--- START ---
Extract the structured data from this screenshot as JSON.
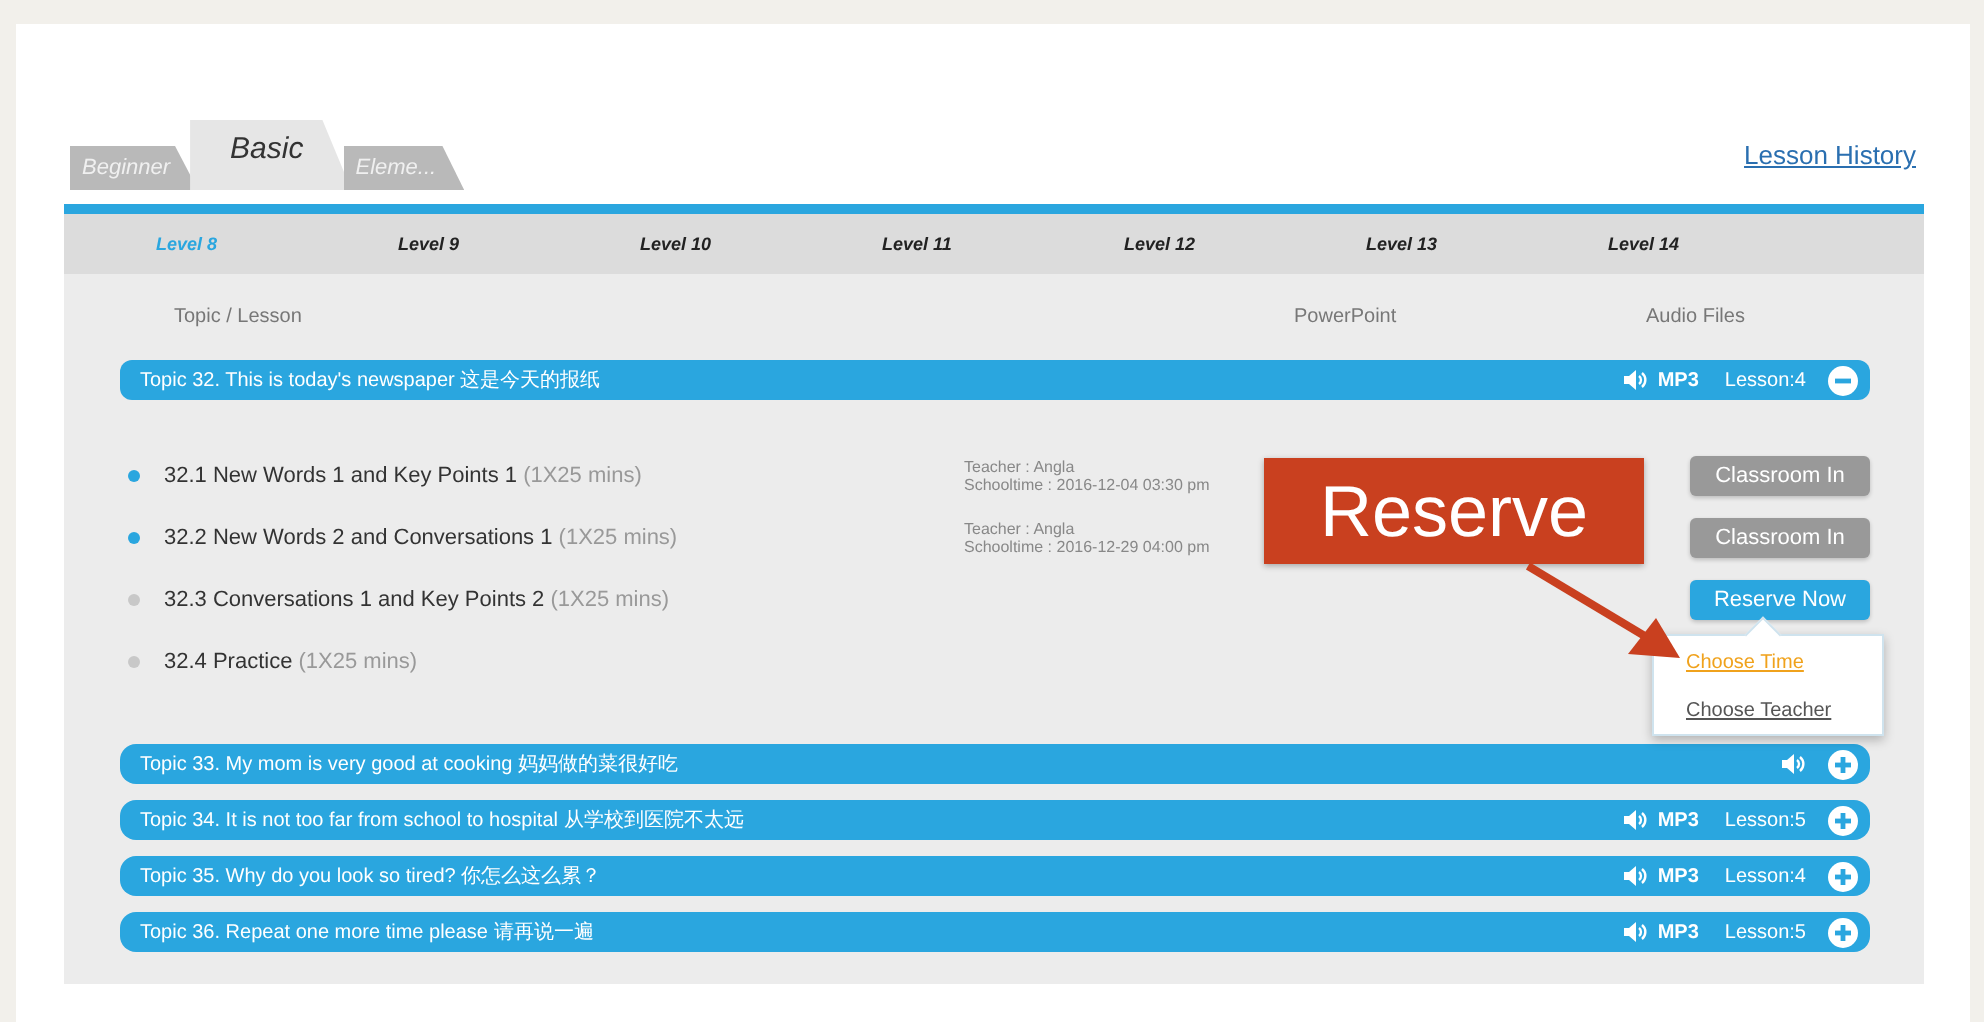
{
  "tabs": [
    {
      "label": "Beginner",
      "selected": false
    },
    {
      "label": "Basic",
      "selected": true
    },
    {
      "label": "Eleme...",
      "selected": false
    }
  ],
  "lesson_history_link": "Lesson History",
  "levels": [
    {
      "label": "Level 8",
      "selected": true
    },
    {
      "label": "Level 9",
      "selected": false
    },
    {
      "label": "Level 10",
      "selected": false
    },
    {
      "label": "Level 11",
      "selected": false
    },
    {
      "label": "Level 12",
      "selected": false
    },
    {
      "label": "Level 13",
      "selected": false
    },
    {
      "label": "Level 14",
      "selected": false
    }
  ],
  "columns": [
    "Topic / Lesson",
    "PowerPoint",
    "Audio Files"
  ],
  "topics": [
    {
      "title": "Topic 32. This is today's newspaper 这是今天的报纸",
      "mp3": "MP3",
      "lessons_count": "Lesson:4",
      "expanded": true,
      "lessons": [
        {
          "title": "32.1 New Words 1 and Key Points 1",
          "duration": "(1X25 mins)",
          "booked": true,
          "teacher": "Teacher : Angla",
          "schooltime": "Schooltime : 2016-12-04 03:30 pm",
          "action": {
            "kind": "classroom",
            "label": "Classroom In"
          }
        },
        {
          "title": "32.2 New Words 2 and Conversations 1",
          "duration": "(1X25 mins)",
          "booked": true,
          "teacher": "Teacher : Angla",
          "schooltime": "Schooltime : 2016-12-29 04:00 pm",
          "action": {
            "kind": "classroom",
            "label": "Classroom In"
          }
        },
        {
          "title": "32.3 Conversations 1 and Key Points 2",
          "duration": "(1X25 mins)",
          "booked": false,
          "action": {
            "kind": "reserve",
            "label": "Reserve Now"
          }
        },
        {
          "title": "32.4 Practice",
          "duration": "(1X25 mins)",
          "booked": false
        }
      ]
    },
    {
      "title": "Topic 33. My mom is very good at cooking 妈妈做的菜很好吃",
      "expanded": false
    },
    {
      "title": "Topic 34. It is not too far from school to hospital 从学校到医院不太远",
      "mp3": "MP3",
      "lessons_count": "Lesson:5",
      "expanded": false
    },
    {
      "title": "Topic 35. Why do you look so tired? 你怎么这么累？",
      "mp3": "MP3",
      "lessons_count": "Lesson:4",
      "expanded": false
    },
    {
      "title": "Topic 36. Repeat one more time please 请再说一遍",
      "mp3": "MP3",
      "lessons_count": "Lesson:5",
      "expanded": false
    }
  ],
  "reserve_menu": [
    {
      "label": "Choose Time",
      "selected": true
    },
    {
      "label": "Choose Teacher",
      "selected": false
    }
  ],
  "annotation": {
    "text": "Reserve"
  }
}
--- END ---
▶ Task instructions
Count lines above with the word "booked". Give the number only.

▶ Response for this exercise
4